CHAPTER 12. LIKING LIFE ON MY OWN ACCOUNT NO BETTER, I FORM A GREAT RESOLUTION
In due time, Mr. Micawber's petition was ripe for hearing; and that gentleman was ordered to be discharged under the Act, to my great joy. His creditors were not implacable; and Mrs. Micawber informed me that even the revengeful boot-maker had declared in open court that he bore him no malice, but that when money was owing to him he liked to be paid. He said he thought it was human nature.
M r Micawber returned to the King's Bench when his case was over, as some fees were to be settled, and some formalities observed, before he could be actually released. The club received him with transport, and held an harmonic meeting that evening in his honour; while Mrs. Micawber and I had a lamb's fry in private, surrounded by the sleeping family.
'On such an occasion I will give you, Master Copperfield,' said Mrs. Micawber, 'in a little more flip,' for we had been having some already, 'the memory of my papa and mama.'
'Are they dead, ma'am?' I inquired, after drinking the toast in a wine-glass.
'My mama departed this life,' said Mrs. Micawber, 'before Mr. Micawber's difficulties commenced, or at least before they became pressing. My papa lived to bail Mr. Micawber several times, and then expired, regretted by a numerous circle.'
Mrs. Micawber shook her head, and dropped a pious tear upon the twin who happened to be in hand.
As I could hardly hope for a more favourable opportunity of putting a question in which I had a near interest, I said to Mrs. Micawber:
'May I ask, ma'am, what you and Mr. Micawber intend to do, now that Mr. Micawber is out of his difficulties, and at liberty? Have you settled yet?'
'My family,' said Mrs. Micawber, who always said those two words with an air, though I never could discover who came under the denomination, 'my family are of opinion that Mr. Micawber should quit London, and exert his talents in the country. Mr. Micawber is a man of great talent, Master Copperfield.'
I said I was sure of that.
'Of great talent,' repeated Mrs. Micawber. 'My family are of opinion, that, with a little interest, something might be done for a man of his ability in the Custom House. The influence of my family being local, it is their wish that Mr. Micawber should go down to Plymouth. They think it indispensable that he should be upon the spot.'
'That he may be ready?' I suggested.
'Exactly,' returned Mrs. Micawber. 'That he may be ready — in case of anything turning up.'
'And do you go too, ma'am?'
The events of the day, in combination with the twins, if not with the flip, had made Mrs. Micawber hysterical, and she shed tears as she replied:
'I never will desert Mr. Micawber. Mr. Micawber may have concealed his difficulties from me in the first instance, but his sanguine temper may have led him to expect that he would overcome them. The pearl necklace and bracelets which I inherited from mama, have been disposed of for less than half their value; and the set of coral, which was the wedding gift of my papa, has been actually thrown away for nothing. But I never will desert Mr. Micawber. No!' cried Mrs. Micawber, more affected than before, 'I never will do it! It's of no use asking me!'

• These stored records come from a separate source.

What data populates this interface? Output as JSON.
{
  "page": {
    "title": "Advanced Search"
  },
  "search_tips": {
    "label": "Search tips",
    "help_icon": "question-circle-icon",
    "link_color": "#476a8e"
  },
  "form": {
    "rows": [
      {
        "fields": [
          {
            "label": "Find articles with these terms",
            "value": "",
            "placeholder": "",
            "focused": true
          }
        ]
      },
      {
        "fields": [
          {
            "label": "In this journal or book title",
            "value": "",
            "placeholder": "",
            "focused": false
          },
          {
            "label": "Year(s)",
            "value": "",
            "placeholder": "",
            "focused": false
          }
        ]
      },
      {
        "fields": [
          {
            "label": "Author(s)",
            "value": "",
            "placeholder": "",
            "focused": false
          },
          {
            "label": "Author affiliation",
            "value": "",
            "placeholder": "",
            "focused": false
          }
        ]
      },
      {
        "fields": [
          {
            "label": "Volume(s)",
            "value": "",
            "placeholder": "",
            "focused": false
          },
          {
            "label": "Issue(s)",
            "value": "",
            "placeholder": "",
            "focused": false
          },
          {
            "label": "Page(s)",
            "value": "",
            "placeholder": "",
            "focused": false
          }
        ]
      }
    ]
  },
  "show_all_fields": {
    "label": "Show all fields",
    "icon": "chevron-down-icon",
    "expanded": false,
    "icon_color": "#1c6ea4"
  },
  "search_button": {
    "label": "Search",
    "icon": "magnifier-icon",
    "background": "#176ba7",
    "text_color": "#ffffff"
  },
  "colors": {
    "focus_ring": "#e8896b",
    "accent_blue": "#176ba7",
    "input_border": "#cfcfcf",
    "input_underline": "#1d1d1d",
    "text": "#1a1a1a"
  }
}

I felt quite uncomfortable — as if Mrs. Micawber supposed I had asked her to do anything of the sort! — and sat looking at her in alarm.
'Mr. Micawber has his faults. I do not deny that he is improvident. I do not deny that he has kept me in the dark as to his resources and his liabilities both,' she went on, looking at the wall; 'but I never will desert Mr. Micawber!'
Mrs. Micawber having now raised her voice into a perfect scream, I was so frightened that I ran off to the club-room, and disturbed Mr. Micawber in the act of presiding at a long table, and leading the chorus of
Gee up, Dobbin, Gee ho, Dobbin, Gee up, Dobbin, Gee up, and gee ho — o — o!
with the tidings that Mrs. Micawber was in an alarming state, upon which he immediately burst into tears, and came away with me with his waistcoat full of the heads and tails of shrimps, of which he had been partaking.
'Emma, my angel!' cried Mr. Micawber, running into the room; 'what is the matter?'
'I never will desert you, Micawber!' she exclaimed.
'My life!' said Mr. Micawber, taking her in his arms. 'I am perfectly aware of it.'
'He is the parent of my children! He is the father of my twins! He is the husband of my affections,' cried Mrs. Micawber, struggling; 'and I ne — ver — will — desert Mr. Micawber!'
Mr. Micawber was so deeply affected by this proof of her devotion (as to me, I was dissolved in tears), that he hung over her in a passionate manner, imploring her to look up, and to be calm. But the more he asked Mrs. Micawber to look up, the more she fixed her eyes on nothing; and the more he asked her to compose herself, the more she wouldn't. Consequently Mr. Micawber was soon so overcome, that he mingled his tears with hers and mine; until he begged me to do him the favour of taking a chair on the staircase, while he got her into bed. I would have taken my leave for the night, but he would not hear of my doing that until the strangers' bell should ring. So I sat at the staircase window, until he came out with another chair and joined me.